I've been experimenting with some products we have; it's a great escape from paperwork sometimes! We sell "millinery wire" a.k.a. "hat wire" in 3 different gauges but I must admit I've always found it a challenge to work with. I seem to have heavy hands and can never get a nice look as my wire ends up all wobbly. So I decided to try one of our more stable products: German Plastic Boning in the 5mm width (product number 50-8125-05). It's a narrow flat boning that can be sew to it's self or to anything else that can be sewn and it can be shaped a bit with heat from a warm iron. German Plastic boning is white to start and since I wanted black I threaded the 5mm German Plastic boning into a length of our black nylon braided lacing (the white is dyeable so I could to this in any colour) Product # 03-7176N-90. I took 2 meters of the boing and 2.5 meters of the lacing because I wanted to be able to cut lengths and close the lacing over the ends of each bone. The lacing melts with the heat of a "lighter" so I was able to seal each section of lacing over the bone which meant that the bone could not slide out and melting the ends was a lot faster than sewing would have been.
I did use a Styrofoam head to help me and I just played with the boning to create a simple shape but there seems to be limitless possibilities. The German Plastic boning does not kink like my wire did, so I found it easy to work with and the ability to pin through it into the Styrofoam head made working with it easy. I pinned all the joined sections first and then hand stitched the join. I hand stitched through the nylon braided lacing that covered the plastic boning as it was easier than sewing through the bone and it still created a secure join.
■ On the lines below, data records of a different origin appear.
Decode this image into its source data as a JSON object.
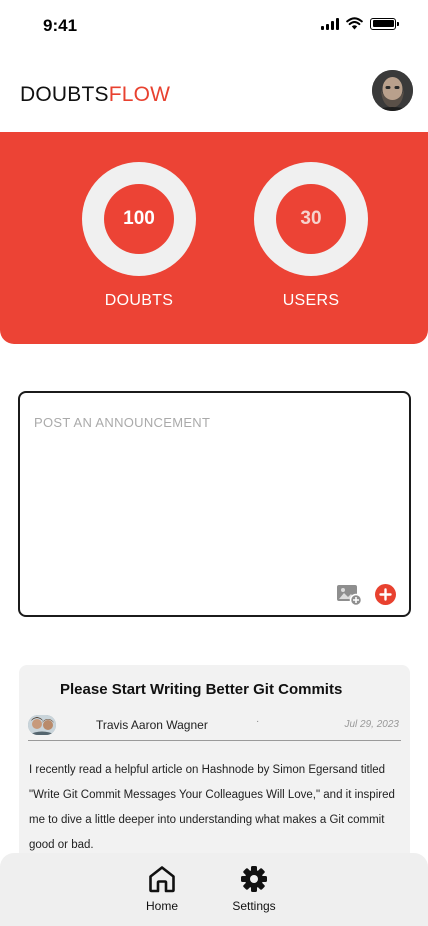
{
  "status_bar": {
    "time": "9:41"
  },
  "header": {
    "logo_part1": "DOUBTS",
    "logo_part2": "FLOW"
  },
  "stats": [
    {
      "value": "100",
      "label": "DOUBTS",
      "value_color": "#ffffff"
    },
    {
      "value": "30",
      "label": "USERS",
      "value_color": "#f6d2cc"
    }
  ],
  "composer": {
    "placeholder": "POST AN ANNOUNCEMENT",
    "image_icon": "add-image-icon",
    "add_icon": "plus-circle-icon"
  },
  "post": {
    "title": "Please Start Writing Better Git Commits",
    "author": "Travis Aaron Wagner",
    "separator": "·",
    "date": "Jul 29, 2023",
    "body": "I recently read a helpful article on Hashnode by Simon Egersand titled \"Write Git Commit Messages Your Colleagues Will Love,\" and it inspired me to dive a little deeper into understanding what makes a Git commit good or bad."
  },
  "nav": [
    {
      "label": "Home",
      "icon": "home-icon"
    },
    {
      "label": "Settings",
      "icon": "gear-icon"
    }
  ],
  "colors": {
    "accent": "#ec4335",
    "ring": "#f0f0f0",
    "nav_bg": "#efefef",
    "card_bg": "#f2f2f2"
  }
}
After the shape was completed I wrapped some fine net; a soufle type net, over the section that would be in front of the eyes. Hand stitching it to the nylon braid lacing. The net is very sheer but very strong and is product number 24-5510-90 (the white version of this net is dyeable).
This head piece does not fit the Styrofoam head well but it did fit the human head that it was created for.
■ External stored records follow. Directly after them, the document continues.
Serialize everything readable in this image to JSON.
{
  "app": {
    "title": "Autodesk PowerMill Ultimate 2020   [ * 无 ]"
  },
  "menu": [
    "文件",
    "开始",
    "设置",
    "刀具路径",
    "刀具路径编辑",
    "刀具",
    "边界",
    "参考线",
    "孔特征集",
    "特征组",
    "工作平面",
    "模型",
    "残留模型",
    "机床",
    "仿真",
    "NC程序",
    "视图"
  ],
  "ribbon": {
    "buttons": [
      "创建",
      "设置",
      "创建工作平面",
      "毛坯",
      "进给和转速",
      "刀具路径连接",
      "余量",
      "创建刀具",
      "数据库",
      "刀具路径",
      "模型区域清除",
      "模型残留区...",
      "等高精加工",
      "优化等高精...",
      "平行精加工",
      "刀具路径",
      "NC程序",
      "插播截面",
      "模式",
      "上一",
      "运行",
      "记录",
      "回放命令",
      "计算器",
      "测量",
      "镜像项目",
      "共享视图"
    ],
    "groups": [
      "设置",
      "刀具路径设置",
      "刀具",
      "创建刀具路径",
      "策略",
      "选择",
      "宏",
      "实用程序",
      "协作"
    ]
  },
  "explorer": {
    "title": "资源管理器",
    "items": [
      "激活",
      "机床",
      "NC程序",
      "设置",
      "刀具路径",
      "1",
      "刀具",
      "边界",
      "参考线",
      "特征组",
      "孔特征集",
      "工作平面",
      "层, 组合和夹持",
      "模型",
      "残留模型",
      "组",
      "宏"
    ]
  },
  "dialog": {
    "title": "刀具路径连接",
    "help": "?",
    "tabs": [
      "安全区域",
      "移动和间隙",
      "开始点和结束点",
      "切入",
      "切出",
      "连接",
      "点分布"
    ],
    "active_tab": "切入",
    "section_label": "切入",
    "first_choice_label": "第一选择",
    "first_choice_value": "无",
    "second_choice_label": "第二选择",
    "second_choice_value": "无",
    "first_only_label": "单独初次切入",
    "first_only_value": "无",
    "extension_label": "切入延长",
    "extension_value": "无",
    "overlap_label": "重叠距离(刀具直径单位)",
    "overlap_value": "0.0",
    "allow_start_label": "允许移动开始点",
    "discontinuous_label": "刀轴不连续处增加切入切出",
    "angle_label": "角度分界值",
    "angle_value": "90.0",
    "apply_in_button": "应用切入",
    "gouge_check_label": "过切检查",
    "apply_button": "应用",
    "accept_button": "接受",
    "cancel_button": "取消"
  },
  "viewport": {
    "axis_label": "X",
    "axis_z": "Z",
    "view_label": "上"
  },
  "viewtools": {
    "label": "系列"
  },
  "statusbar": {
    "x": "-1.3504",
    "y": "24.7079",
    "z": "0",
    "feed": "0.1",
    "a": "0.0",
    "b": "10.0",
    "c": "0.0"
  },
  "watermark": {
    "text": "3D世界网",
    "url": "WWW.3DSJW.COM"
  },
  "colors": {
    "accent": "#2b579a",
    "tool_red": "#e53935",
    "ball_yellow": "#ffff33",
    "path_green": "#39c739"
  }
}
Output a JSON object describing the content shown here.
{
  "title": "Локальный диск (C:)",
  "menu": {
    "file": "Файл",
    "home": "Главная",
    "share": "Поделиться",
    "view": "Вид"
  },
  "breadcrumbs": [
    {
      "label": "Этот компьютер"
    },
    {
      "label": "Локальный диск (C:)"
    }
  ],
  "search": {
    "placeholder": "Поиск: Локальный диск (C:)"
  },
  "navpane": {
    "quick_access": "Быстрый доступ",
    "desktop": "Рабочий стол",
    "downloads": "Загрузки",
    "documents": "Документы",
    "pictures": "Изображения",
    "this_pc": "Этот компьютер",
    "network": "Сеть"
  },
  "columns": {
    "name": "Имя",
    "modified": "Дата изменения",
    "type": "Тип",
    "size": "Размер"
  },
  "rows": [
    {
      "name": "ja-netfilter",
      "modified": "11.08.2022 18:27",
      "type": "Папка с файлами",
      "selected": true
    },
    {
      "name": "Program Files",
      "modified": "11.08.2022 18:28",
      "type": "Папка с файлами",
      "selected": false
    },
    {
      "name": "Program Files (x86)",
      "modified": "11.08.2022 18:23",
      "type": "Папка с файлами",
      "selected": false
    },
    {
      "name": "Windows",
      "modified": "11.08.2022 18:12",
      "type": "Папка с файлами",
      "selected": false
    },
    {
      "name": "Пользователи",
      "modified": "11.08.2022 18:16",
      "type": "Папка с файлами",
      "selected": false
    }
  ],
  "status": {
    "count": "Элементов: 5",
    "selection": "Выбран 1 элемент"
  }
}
This was my first attempt at this type of thing and while I would do a few things differently (like not have one of the connections under the chin as it's too obvious), I'm generally happy with how easy the product were to work with and how little time it took...once I figured out what I wanted where it was only about an hour to put it together.
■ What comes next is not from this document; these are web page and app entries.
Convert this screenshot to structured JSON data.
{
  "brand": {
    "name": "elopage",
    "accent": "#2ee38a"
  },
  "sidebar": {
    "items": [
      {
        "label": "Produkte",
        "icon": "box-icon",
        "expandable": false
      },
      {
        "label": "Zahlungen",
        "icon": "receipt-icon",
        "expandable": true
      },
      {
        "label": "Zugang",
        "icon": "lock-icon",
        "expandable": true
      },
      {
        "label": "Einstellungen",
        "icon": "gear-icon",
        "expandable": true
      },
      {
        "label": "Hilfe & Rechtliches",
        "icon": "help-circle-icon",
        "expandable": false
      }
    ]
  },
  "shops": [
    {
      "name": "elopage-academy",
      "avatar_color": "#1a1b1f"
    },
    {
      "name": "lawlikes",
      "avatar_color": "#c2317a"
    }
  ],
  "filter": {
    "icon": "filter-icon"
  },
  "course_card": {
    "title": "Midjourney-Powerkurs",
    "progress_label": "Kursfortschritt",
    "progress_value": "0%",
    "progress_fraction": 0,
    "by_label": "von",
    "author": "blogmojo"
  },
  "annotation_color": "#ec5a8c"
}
I've included a close-up so you can see the mesh detail.
Product used in this project.